**TRY IT**. If a line in the entries includes "codes", show that line.

────────────────────────────────────────

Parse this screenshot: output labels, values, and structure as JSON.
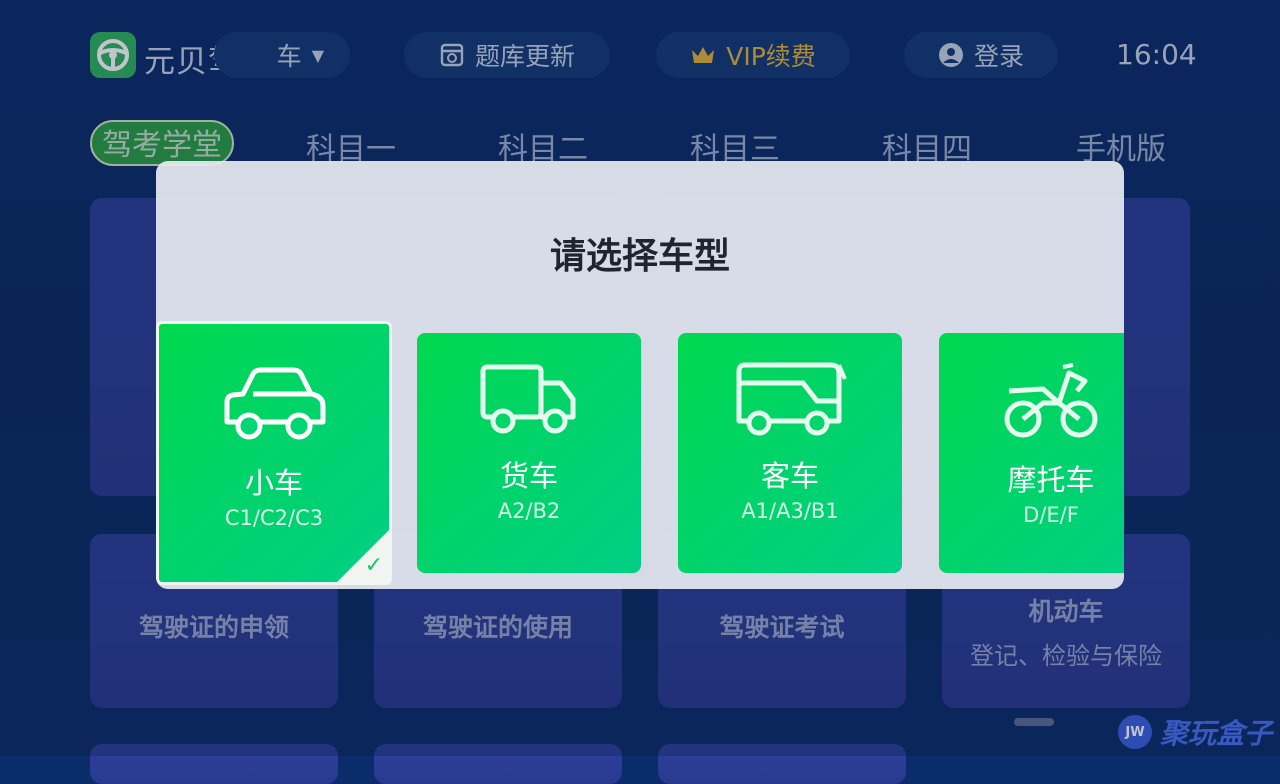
{
  "topbar": {
    "app_name": "元贝驾考",
    "vehicle_type_label": "车",
    "update_label": "题库更新",
    "vip_label": "VIP续费",
    "login_label": "登录",
    "time": "16:04"
  },
  "tabs": [
    {
      "label": "驾考学堂",
      "active": true
    },
    {
      "label": "科目一"
    },
    {
      "label": "科目二"
    },
    {
      "label": "科目三"
    },
    {
      "label": "科目四"
    },
    {
      "label": "手机版"
    }
  ],
  "background_cards": [
    {
      "title": "驾驶证的申领"
    },
    {
      "title": "驾驶证的使用"
    },
    {
      "title": "驾驶证考试"
    },
    {
      "title": "机动车",
      "subtitle": "登记、检验与保险"
    }
  ],
  "modal": {
    "title": "请选择车型",
    "vehicles": [
      {
        "name": "小车",
        "codes": "C1/C2/C3",
        "icon": "car-icon",
        "selected": true
      },
      {
        "name": "货车",
        "codes": "A2/B2",
        "icon": "truck-icon"
      },
      {
        "name": "客车",
        "codes": "A1/A3/B1",
        "icon": "bus-icon"
      },
      {
        "name": "摩托车",
        "codes": "D/E/F",
        "icon": "motorcycle-icon"
      }
    ]
  },
  "watermark": {
    "badge": "JW",
    "text": "聚玩盒子"
  },
  "colors": {
    "accent_green": "#00d84e",
    "vip_gold": "#e7b338",
    "background": "#0a2c6a"
  }
}
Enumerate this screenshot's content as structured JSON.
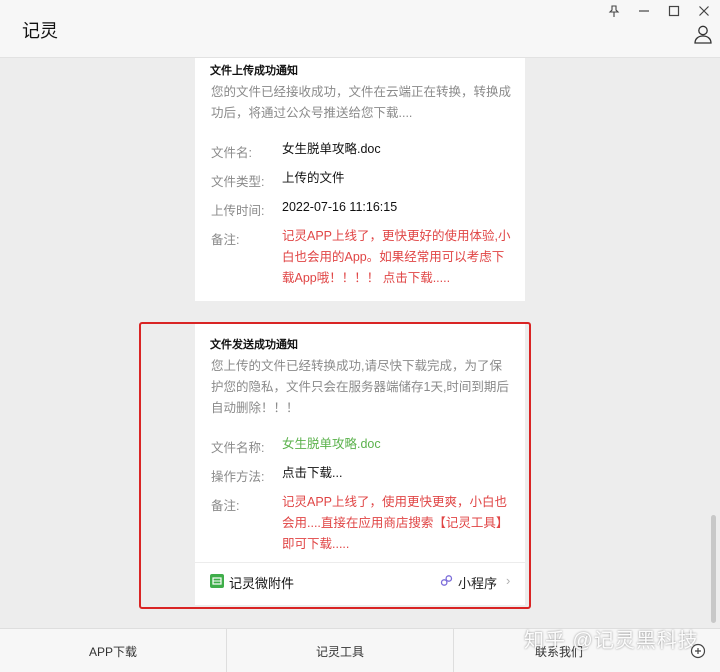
{
  "window": {
    "title": "记灵",
    "controls": {
      "pin": "pin-icon",
      "minimize": "minimize-icon",
      "maximize": "maximize-icon",
      "close": "close-icon"
    }
  },
  "messages": [
    {
      "title": "文件上传成功通知",
      "description": "您的文件已经接收成功，文件在云端正在转换，转换成功后，将通过公众号推送给您下载....",
      "fields": [
        {
          "label": "文件名:",
          "value": "女生脱单攻略.doc"
        },
        {
          "label": "文件类型:",
          "value": "上传的文件"
        },
        {
          "label": "上传时间:",
          "value": "2022-07-16 11:16:15"
        },
        {
          "label": "备注:",
          "value": "记灵APP上线了，更快更好的使用体验,小白也会用的App。如果经常用可以考虑下载App哦！！！！ 点击下载....."
        }
      ]
    },
    {
      "title": "文件发送成功通知",
      "description": "您上传的文件已经转换成功,请尽快下载完成，为了保护您的隐私，文件只会在服务器端储存1天,时间到期后自动删除！！！",
      "fields": [
        {
          "label": "文件名称:",
          "value": "女生脱单攻略.doc"
        },
        {
          "label": "操作方法:",
          "value": "点击下载..."
        },
        {
          "label": "备注:",
          "value": "记灵APP上线了，使用更快更爽，小白也会用....直接在应用商店搜索【记灵工具】即可下载....."
        }
      ],
      "footer": {
        "source": "记灵微附件",
        "mini_program": "小程序"
      }
    }
  ],
  "bottom_menu": [
    "APP下载",
    "记灵工具",
    "联系我们"
  ],
  "watermark": "知乎 @记灵黑科技",
  "colors": {
    "accent_red": "#e04545",
    "link_green": "#5bb24c",
    "highlight_border": "#d92424",
    "miniapp_green": "#3fae4a"
  }
}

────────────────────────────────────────

**ANSWER FOR THE TASK**.
        "codes": "C1/C2/C3",
        "codes": "A2/B2",
        "codes": "A1/A3/B1",
        "codes": "D/E/F",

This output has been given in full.